With eight Turkish soldiers who fled a failed coup against him seeking asylum in Greece, Turkish President Recep Tayyip Erdogan used the two-year anniversary of the event to warn he would not forget those who tried to depose and kill him.
The soldiers who took a helicopter to northern Greece said they were fleeing for their lives and hadn’t taken part in the coup attempt. Three have been given asylum over the objections of Prime Minister and Radical Left SYRIZA leader Alexis Tsipras who Erdogan said promised him all eight would be returned to face charges before Greece’s highest court barred extradition, saying their lives would be in danger.
The Turkish Premier is keeping hostage two Greek soldiers who accidentally crossed the border while in patrol in bad weather on March 1 and essentially said they are bargaining chips to force the return of the Turkish soldiers, who are under heavy guard at a military barracks after some Turkish officials close to Erdogan said they could be kidnapped and returned against their will.

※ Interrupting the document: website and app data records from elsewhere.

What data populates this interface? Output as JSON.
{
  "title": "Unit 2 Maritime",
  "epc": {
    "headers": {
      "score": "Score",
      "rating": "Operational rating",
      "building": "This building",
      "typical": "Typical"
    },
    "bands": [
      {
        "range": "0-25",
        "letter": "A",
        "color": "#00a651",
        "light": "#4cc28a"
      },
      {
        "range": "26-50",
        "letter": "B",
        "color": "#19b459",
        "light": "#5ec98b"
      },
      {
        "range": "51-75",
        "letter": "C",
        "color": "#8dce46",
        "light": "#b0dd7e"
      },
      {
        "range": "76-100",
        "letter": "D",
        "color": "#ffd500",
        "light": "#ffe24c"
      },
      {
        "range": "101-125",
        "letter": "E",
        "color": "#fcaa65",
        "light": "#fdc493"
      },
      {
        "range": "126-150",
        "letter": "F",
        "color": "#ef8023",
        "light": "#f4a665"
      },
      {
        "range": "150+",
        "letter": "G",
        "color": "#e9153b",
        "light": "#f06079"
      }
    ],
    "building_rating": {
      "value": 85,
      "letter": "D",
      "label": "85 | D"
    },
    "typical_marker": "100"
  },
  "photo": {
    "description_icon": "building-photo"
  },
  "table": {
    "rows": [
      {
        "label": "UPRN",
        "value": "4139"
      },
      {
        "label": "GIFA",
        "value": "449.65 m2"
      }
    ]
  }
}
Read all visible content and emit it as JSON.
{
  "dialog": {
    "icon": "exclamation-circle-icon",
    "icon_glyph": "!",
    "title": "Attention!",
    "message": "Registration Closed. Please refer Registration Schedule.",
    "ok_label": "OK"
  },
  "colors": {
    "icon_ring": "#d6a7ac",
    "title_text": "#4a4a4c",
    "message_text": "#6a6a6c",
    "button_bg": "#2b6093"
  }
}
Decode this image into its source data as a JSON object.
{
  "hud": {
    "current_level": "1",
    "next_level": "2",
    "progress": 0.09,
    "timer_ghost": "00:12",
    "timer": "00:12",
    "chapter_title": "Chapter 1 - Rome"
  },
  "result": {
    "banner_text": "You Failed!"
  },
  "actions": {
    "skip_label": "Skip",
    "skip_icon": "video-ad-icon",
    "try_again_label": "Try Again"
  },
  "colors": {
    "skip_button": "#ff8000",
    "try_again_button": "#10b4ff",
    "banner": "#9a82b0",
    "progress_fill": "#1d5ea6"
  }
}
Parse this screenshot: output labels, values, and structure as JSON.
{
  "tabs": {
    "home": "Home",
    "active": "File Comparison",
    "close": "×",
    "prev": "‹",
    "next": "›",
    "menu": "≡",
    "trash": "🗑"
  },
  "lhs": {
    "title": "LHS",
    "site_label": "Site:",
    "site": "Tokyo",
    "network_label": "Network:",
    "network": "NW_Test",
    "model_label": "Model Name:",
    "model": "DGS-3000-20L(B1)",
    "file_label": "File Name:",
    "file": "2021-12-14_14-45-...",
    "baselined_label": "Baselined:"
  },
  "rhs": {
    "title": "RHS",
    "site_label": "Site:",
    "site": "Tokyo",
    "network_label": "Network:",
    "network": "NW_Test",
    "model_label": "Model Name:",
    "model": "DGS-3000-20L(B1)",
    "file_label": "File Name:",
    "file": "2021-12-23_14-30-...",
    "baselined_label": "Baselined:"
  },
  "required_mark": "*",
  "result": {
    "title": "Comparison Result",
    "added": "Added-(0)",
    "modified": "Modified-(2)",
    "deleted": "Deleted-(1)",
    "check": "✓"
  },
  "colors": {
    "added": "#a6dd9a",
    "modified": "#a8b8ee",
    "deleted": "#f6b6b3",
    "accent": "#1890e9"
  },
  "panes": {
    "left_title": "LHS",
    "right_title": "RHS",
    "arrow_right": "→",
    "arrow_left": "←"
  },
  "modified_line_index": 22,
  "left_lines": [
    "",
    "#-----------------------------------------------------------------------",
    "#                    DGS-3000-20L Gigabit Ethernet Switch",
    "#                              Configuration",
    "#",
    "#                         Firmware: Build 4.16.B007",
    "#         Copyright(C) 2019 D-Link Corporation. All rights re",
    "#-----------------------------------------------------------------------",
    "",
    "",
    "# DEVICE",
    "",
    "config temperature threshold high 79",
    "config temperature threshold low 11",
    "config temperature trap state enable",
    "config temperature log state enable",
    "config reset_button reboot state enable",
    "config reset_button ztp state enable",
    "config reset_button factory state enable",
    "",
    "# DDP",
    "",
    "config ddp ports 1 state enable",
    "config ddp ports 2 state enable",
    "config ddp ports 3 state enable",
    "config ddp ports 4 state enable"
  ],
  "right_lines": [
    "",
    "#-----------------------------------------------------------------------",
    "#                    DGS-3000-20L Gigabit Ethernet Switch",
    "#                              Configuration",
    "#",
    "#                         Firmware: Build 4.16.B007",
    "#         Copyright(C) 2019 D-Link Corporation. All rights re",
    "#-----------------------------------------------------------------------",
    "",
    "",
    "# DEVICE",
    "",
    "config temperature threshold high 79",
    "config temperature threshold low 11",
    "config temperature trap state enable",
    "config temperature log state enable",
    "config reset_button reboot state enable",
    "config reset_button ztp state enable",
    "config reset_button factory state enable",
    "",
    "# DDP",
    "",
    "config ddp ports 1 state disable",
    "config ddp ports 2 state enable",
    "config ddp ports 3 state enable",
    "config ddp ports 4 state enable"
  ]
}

In a speech to a large crowd marking the second Erdogan declared that he would “never forget those who embraced the coup-plotters” in an apparent dig at Greece, said Kathimerini.
“I say it clearly, we know who took what stance and when they did so,” the Turkish leader told a crowd on the banks of the Bosphorus on July 15. “And we have realized who is cooperating with whom,” he said, after earlier ranting that the soldiers in Greece joined the coup attempt.
“The coup showed us who are our friends at difficult times,” he said, adding “we have a good memory. “We might not keep talking about what happened but we will never forget,” he said, adding that “it showed us hypocrisy,” in an apparent shot at Tsipras.
He added that Turkish authorities would continue “without rest” their struggle both inside Turkey and abroad, with an exiled Turkish cleric living in Pennsylvania, Fethullah Gulen, blamed for the coup attempt.
According to Turkey’s state news agency Anatolia, more than 1,600 people have been given life in prison for their perceived role in the coup while more than 140,000 civil servants have been suspended or dismissed and the military purged of top leaders.
NATO, to which both countries belong, has said nothing about the tensions between them nor about Turkey keeping hostage the Greek soldiers, who are also soldiers of the defense alliance.
Turkey appreciates Tsipras’ efforts, Turkish Presidential spokesperson Ibrahim Kal?n said. “Tsipras is well-intentioned. We conducted long and extensive meetings on the extradition issue. These were constructive meetings but when we look into the case, unfortunately we see that the Greek judicial system has been moving in the past two years toward the direction of releasing the eight soldiers,” Kal?n stated in a press conference, said Hurriyet Daily News.
“This is a source of concern for us. We are expecting (Greece) to take steps that will not make coup plotters happy,” Kal?n added.
People wave Turkish flags during a commemoration event for the second anniversary of a botched coup attempt, in Istanbul, Sunday, July 15, 2018. (AP Photo/Emrah Gurel)